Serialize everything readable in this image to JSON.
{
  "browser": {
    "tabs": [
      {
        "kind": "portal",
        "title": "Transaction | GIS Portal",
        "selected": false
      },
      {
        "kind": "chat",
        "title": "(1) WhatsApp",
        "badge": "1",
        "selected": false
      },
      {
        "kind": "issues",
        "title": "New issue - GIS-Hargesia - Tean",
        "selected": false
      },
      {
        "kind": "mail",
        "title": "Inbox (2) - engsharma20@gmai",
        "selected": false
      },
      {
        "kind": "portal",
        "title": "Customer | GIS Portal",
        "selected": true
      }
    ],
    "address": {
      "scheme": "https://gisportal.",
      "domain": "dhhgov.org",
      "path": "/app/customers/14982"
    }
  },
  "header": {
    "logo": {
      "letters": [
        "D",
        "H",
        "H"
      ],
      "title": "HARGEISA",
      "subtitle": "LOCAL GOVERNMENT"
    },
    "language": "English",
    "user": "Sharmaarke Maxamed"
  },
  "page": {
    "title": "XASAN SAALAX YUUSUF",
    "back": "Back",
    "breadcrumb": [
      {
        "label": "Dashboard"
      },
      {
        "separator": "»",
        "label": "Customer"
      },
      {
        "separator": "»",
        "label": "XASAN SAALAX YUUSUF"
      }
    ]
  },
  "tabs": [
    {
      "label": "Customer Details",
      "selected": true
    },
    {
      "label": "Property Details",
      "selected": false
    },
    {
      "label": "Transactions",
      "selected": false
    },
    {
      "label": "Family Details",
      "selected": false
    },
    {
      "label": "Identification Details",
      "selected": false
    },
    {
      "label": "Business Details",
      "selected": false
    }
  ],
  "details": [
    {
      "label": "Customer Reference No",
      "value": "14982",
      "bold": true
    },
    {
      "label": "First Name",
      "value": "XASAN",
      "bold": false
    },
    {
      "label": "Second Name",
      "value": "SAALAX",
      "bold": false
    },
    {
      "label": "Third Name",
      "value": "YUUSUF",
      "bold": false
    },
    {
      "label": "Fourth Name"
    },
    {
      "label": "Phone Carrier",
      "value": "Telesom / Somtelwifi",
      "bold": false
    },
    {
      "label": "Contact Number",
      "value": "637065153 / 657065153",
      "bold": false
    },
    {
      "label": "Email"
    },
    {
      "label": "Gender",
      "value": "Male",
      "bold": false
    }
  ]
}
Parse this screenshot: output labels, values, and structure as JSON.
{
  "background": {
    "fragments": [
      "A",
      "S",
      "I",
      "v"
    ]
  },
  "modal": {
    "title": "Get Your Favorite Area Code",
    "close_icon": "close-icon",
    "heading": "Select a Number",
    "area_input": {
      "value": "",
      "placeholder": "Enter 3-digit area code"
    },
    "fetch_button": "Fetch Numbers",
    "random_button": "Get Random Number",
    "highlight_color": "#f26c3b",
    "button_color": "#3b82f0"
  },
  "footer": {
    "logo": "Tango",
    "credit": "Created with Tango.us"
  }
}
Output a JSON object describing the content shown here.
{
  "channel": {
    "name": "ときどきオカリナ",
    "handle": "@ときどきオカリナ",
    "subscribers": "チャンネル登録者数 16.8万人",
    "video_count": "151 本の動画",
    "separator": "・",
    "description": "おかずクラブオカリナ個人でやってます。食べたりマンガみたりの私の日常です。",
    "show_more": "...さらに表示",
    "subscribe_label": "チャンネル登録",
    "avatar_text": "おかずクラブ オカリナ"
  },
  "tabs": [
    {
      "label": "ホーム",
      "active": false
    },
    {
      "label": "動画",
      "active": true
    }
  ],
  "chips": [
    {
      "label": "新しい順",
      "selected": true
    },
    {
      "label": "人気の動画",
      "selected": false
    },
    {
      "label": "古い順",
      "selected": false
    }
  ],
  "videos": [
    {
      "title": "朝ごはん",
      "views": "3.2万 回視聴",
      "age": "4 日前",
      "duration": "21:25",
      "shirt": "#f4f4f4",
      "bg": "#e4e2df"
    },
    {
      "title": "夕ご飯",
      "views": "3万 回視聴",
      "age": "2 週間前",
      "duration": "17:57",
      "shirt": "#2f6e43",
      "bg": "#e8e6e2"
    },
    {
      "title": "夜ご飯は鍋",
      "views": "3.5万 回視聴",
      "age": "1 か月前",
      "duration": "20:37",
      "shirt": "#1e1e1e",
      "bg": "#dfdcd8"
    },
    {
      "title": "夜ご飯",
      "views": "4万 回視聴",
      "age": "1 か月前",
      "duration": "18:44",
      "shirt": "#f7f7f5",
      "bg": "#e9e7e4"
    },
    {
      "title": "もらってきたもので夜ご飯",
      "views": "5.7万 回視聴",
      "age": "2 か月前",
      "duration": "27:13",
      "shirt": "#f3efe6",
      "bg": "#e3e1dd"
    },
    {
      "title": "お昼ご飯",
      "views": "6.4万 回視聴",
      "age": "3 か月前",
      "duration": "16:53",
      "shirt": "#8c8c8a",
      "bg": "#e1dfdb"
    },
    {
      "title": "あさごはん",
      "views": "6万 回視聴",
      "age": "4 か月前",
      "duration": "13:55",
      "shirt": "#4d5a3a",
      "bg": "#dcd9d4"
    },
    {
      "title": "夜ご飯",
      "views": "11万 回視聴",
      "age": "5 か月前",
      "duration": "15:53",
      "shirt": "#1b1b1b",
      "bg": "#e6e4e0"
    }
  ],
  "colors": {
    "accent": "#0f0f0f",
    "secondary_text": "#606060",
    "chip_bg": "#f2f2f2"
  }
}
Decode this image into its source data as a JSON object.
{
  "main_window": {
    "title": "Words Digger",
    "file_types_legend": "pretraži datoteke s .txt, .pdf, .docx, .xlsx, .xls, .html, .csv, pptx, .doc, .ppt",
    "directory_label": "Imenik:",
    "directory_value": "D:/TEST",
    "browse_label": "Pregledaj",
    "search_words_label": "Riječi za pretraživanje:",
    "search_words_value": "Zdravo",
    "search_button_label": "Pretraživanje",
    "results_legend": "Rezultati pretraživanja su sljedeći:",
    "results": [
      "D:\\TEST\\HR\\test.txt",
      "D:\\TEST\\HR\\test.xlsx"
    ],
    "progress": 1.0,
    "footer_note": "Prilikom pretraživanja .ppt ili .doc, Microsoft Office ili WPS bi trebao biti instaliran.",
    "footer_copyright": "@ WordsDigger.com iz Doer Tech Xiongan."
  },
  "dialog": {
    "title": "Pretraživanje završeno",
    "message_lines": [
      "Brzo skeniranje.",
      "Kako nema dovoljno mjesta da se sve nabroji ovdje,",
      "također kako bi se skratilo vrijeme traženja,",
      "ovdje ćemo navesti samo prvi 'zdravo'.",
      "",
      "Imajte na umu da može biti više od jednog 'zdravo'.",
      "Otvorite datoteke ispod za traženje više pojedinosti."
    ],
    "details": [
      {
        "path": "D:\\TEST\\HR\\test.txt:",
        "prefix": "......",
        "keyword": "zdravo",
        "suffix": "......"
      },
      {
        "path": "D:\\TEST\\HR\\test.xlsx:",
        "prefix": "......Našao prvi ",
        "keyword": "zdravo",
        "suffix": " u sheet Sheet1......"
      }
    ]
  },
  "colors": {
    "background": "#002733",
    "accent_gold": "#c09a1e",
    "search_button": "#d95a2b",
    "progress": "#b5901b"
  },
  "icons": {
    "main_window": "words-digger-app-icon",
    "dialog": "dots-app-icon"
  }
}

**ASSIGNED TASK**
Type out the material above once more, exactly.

**TASK RESULT**
Serialize everything readable in this image to JSON.
{
  "browser": {
    "tabs": [
      {
        "kind": "portal",
        "title": "Transaction | GIS Portal",
        "selected": false
      },
      {
        "kind": "chat",
        "title": "(1) WhatsApp",
        "badge": "1",
        "selected": false
      },
      {
        "kind": "issues",
        "title": "New issue - GIS-Hargesia - Tean",
        "selected": false
      },
      {
        "kind": "mail",
        "title": "Inbox (2) - engsharma20@gmai",
        "selected": false
      },
      {
        "kind": "portal",
        "title": "Customer | GIS Portal",
        "selected": true
      }
    ],
    "address": {
      "scheme": "https://gisportal.",
      "domain": "dhhgov.org",
      "path": "/app/customers/14982"
    }
  },
  "header": {
    "logo": {
      "letters": [
        "D",
        "H",
        "H"
      ],
      "title": "HARGEISA",
      "subtitle": "LOCAL GOVERNMENT"
    },
    "language": "English",
    "user": "Sharmaarke Maxamed"
  },
  "page": {
    "title": "XASAN SAALAX YUUSUF",
    "back": "Back",
    "breadcrumb": [
      {
        "label": "Dashboard"
      },
      {
        "separator": "»",
        "label": "Customer"
      },
      {
        "separator": "»",
        "label": "XASAN SAALAX YUUSUF"
      }
    ]
  },
  "tabs": [
    {
      "label": "Customer Details",
      "selected": true
    },
    {
      "label": "Property Details",
      "selected": false
    },
    {
      "label": "Transactions",
      "selected": false
    },
    {
      "label": "Family Details",
      "selected": false
    },
    {
      "label": "Identification Details",
      "selected": false
    },
    {
      "label": "Business Details",
      "selected": false
    }
  ],
  "details": [
    {
      "label": "Customer Reference No",
      "value": "14982",
      "bold": true
    },
    {
      "label": "First Name",
      "value": "XASAN",
      "bold": false
    },
    {
      "label": "Second Name",
      "value": "SAALAX",
      "bold": false
    },
    {
      "label": "Third Name",
      "value": "YUUSUF",
      "bold": false
    },
    {
      "label": "Fourth Name"
    },
    {
      "label": "Phone Carrier",
      "value": "Telesom / Somtelwifi",
      "bold": false
    },
    {
      "label": "Contact Number",
      "value": "637065153 / 657065153",
      "bold": false
    },
    {
      "label": "Email"
    },
    {
      "label": "Gender",
      "value": "Male",
      "bold": false
    }
  ]
}
Parse this screenshot: output labels, values, and structure as JSON.
{
  "background": {
    "fragments": [
      "A",
      "S",
      "I",
      "v"
    ]
  },
  "modal": {
    "title": "Get Your Favorite Area Code",
    "close_icon": "close-icon",
    "heading": "Select a Number",
    "area_input": {
      "value": "",
      "placeholder": "Enter 3-digit area code"
    },
    "fetch_button": "Fetch Numbers",
    "random_button": "Get Random Number",
    "highlight_color": "#f26c3b",
    "button_color": "#3b82f0"
  },
  "footer": {
    "logo": "Tango",
    "credit": "Created with Tango.us"
  }
}
Output a JSON object describing the content shown here.
{
  "channel": {
    "name": "ときどきオカリナ",
    "handle": "@ときどきオカリナ",
    "subscribers": "チャンネル登録者数 16.8万人",
    "video_count": "151 本の動画",
    "separator": "・",
    "description": "おかずクラブオカリナ個人でやってます。食べたりマンガみたりの私の日常です。",
    "show_more": "...さらに表示",
    "subscribe_label": "チャンネル登録",
    "avatar_text": "おかずクラブ オカリナ"
  },
  "tabs": [
    {
      "label": "ホーム",
      "active": false
    },
    {
      "label": "動画",
      "active": true
    }
  ],
  "chips": [
    {
      "label": "新しい順",
      "selected": true
    },
    {
      "label": "人気の動画",
      "selected": false
    },
    {
      "label": "古い順",
      "selected": false
    }
  ],
  "videos": [
    {
      "title": "朝ごはん",
      "views": "3.2万 回視聴",
      "age": "4 日前",
      "duration": "21:25",
      "shirt": "#f4f4f4",
      "bg": "#e4e2df"
    },
    {
      "title": "夕ご飯",
      "views": "3万 回視聴",
      "age": "2 週間前",
      "duration": "17:57",
      "shirt": "#2f6e43",
      "bg": "#e8e6e2"
    },
    {
      "title": "夜ご飯は鍋",
      "views": "3.5万 回視聴",
      "age": "1 か月前",
      "duration": "20:37",
      "shirt": "#1e1e1e",
      "bg": "#dfdcd8"
    },
    {
      "title": "夜ご飯",
      "views": "4万 回視聴",
      "age": "1 か月前",
      "duration": "18:44",
      "shirt": "#f7f7f5",
      "bg": "#e9e7e4"
    },
    {
      "title": "もらってきたもので夜ご飯",
      "views": "5.7万 回視聴",
      "age": "2 か月前",
      "duration": "27:13",
      "shirt": "#f3efe6",
      "bg": "#e3e1dd"
    },
    {
      "title": "お昼ご飯",
      "views": "6.4万 回視聴",
      "age": "3 か月前",
      "duration": "16:53",
      "shirt": "#8c8c8a",
      "bg": "#e1dfdb"
    },
    {
      "title": "あさごはん",
      "views": "6万 回視聴",
      "age": "4 か月前",
      "duration": "13:55",
      "shirt": "#4d5a3a",
      "bg": "#dcd9d4"
    },
    {
      "title": "夜ご飯",
      "views": "11万 回視聴",
      "age": "5 か月前",
      "duration": "15:53",
      "shirt": "#1b1b1b",
      "bg": "#e6e4e0"
    }
  ],
  "colors": {
    "accent": "#0f0f0f",
    "secondary_text": "#606060",
    "chip_bg": "#f2f2f2"
  }
}
Decode this image into its source data as a JSON object.
{
  "main_window": {
    "title": "Words Digger",
    "file_types_legend": "pretraži datoteke s .txt, .pdf, .docx, .xlsx, .xls, .html, .csv, pptx, .doc, .ppt",
    "directory_label": "Imenik:",
    "directory_value": "D:/TEST",
    "browse_label": "Pregledaj",
    "search_words_label": "Riječi za pretraživanje:",
    "search_words_value": "Zdravo",
    "search_button_label": "Pretraživanje",
    "results_legend": "Rezultati pretraživanja su sljedeći:",
    "results": [
      "D:\\TEST\\HR\\test.txt",
      "D:\\TEST\\HR\\test.xlsx"
    ],
    "progress": 1.0,
    "footer_note": "Prilikom pretraživanja .ppt ili .doc, Microsoft Office ili WPS bi trebao biti instaliran.",
    "footer_copyright": "@ WordsDigger.com iz Doer Tech Xiongan."
  },
  "dialog": {
    "title": "Pretraživanje završeno",
    "message_lines": [
      "Brzo skeniranje.",
      "Kako nema dovoljno mjesta da se sve nabroji ovdje,",
      "također kako bi se skratilo vrijeme traženja,",
      "ovdje ćemo navesti samo prvi 'zdravo'.",
      "",
      "Imajte na umu da može biti više od jednog 'zdravo'.",
      "Otvorite datoteke ispod za traženje više pojedinosti."
    ],
    "details": [
      {
        "path": "D:\\TEST\\HR\\test.txt:",
        "prefix": "......",
        "keyword": "zdravo",
        "suffix": "......"
      },
      {
        "path": "D:\\TEST\\HR\\test.xlsx:",
        "prefix": "......Našao prvi ",
        "keyword": "zdravo",
        "suffix": " u sheet Sheet1......"
      }
    ]
  },
  "colors": {
    "background": "#002733",
    "accent_gold": "#c09a1e",
    "search_button": "#d95a2b",
    "progress": "#b5901b"
  },
  "icons": {
    "main_window": "words-digger-app-icon",
    "dialog": "dots-app-icon"
  }
}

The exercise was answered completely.